→ **REQUIREMENT**: Report only the number of lines below in which the string "Müller" appears.

(Items from an interface collection)

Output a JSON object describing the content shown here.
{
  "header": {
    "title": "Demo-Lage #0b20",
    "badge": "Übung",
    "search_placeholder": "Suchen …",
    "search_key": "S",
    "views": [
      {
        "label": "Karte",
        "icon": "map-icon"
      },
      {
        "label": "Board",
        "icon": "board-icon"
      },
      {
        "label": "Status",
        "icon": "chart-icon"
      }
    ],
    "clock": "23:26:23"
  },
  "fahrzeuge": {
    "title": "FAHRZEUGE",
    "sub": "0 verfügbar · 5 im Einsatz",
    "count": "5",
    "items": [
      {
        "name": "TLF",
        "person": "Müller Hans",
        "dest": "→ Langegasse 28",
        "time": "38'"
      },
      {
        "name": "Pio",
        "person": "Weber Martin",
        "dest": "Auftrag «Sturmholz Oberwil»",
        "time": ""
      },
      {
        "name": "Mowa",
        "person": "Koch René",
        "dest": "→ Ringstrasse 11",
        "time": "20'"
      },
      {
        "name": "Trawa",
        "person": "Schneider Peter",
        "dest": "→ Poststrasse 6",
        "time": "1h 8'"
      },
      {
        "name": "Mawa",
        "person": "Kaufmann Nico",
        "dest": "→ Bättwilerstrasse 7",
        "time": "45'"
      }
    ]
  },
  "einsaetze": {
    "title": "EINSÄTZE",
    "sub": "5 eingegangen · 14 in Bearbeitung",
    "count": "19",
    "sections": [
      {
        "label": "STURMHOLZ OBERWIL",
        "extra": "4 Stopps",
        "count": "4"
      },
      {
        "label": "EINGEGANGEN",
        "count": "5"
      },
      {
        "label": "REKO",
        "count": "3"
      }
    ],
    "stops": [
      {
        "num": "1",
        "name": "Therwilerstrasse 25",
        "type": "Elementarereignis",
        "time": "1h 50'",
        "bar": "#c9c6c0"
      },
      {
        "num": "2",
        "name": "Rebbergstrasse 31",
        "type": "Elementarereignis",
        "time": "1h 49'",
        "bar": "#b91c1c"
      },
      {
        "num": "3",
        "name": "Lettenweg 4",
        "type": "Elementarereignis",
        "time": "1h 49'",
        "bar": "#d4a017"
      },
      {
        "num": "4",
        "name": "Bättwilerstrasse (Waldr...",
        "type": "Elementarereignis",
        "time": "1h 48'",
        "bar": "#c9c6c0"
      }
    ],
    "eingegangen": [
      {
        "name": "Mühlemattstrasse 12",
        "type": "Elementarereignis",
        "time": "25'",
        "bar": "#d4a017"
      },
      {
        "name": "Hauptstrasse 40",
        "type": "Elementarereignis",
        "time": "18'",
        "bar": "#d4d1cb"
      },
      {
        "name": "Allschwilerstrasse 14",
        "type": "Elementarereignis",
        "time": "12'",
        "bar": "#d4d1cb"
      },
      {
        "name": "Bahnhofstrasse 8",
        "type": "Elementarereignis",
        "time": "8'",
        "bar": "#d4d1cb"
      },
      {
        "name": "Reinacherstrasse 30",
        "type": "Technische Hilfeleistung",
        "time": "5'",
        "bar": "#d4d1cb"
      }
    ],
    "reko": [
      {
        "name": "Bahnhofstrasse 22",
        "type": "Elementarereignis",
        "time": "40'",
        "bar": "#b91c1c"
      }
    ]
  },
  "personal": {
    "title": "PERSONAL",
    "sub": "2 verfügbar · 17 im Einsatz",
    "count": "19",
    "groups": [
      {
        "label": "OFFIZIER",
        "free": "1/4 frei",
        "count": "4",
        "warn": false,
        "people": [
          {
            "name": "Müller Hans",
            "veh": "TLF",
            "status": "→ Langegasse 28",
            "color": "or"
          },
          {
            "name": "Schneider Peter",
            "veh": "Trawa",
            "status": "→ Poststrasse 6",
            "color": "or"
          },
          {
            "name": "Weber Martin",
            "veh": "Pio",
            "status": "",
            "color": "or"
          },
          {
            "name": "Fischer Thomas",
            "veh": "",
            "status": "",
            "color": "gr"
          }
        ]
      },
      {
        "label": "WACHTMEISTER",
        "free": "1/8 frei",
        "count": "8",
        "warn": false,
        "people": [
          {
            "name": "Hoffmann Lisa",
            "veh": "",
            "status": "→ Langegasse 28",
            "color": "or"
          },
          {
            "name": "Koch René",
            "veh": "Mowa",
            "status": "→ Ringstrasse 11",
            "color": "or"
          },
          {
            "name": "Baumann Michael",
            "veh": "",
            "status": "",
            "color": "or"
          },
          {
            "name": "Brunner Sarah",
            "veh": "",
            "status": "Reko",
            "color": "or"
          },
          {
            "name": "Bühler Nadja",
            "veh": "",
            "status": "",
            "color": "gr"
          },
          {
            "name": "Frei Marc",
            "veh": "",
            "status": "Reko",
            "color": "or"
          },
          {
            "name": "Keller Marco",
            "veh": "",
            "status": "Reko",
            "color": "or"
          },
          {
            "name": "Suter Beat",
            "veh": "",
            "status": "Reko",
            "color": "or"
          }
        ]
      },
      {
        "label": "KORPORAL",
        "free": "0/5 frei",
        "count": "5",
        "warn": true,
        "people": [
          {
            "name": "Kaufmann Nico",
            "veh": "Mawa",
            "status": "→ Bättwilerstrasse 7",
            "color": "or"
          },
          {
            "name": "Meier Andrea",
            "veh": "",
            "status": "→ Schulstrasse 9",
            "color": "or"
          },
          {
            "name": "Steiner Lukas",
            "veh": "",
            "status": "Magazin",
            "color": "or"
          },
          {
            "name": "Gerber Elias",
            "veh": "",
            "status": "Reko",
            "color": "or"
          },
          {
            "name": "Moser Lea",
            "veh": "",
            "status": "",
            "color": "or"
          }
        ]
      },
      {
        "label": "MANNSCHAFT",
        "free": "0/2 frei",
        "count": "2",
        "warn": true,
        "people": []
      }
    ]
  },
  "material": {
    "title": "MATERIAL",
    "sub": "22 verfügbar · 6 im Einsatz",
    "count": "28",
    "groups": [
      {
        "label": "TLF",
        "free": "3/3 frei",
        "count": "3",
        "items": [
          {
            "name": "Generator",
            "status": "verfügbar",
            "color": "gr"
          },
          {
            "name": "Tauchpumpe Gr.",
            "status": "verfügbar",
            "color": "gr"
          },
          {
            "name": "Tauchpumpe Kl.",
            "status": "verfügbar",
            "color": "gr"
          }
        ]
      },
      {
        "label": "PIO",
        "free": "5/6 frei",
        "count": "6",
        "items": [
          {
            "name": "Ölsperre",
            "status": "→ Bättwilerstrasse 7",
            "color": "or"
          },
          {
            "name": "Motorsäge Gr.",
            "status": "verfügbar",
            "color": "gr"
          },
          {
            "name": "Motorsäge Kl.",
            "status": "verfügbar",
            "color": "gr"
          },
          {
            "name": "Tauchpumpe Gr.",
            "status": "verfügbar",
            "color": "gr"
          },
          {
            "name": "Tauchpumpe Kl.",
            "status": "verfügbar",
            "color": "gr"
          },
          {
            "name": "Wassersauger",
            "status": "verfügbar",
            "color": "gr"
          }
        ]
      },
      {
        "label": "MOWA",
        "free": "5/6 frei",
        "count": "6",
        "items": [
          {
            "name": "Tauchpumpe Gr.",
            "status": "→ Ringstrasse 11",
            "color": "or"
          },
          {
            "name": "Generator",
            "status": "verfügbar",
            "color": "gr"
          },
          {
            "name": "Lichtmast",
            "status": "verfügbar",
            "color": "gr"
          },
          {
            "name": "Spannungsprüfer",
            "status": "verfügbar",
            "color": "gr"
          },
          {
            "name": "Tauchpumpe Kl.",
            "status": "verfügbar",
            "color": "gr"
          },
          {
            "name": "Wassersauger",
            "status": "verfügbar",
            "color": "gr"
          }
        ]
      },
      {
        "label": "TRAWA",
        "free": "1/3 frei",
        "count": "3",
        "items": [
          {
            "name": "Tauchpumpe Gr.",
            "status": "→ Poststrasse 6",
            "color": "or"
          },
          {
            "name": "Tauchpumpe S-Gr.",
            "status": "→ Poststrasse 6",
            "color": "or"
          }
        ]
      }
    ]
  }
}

→ **OUTPUT OF THE TASK**: 2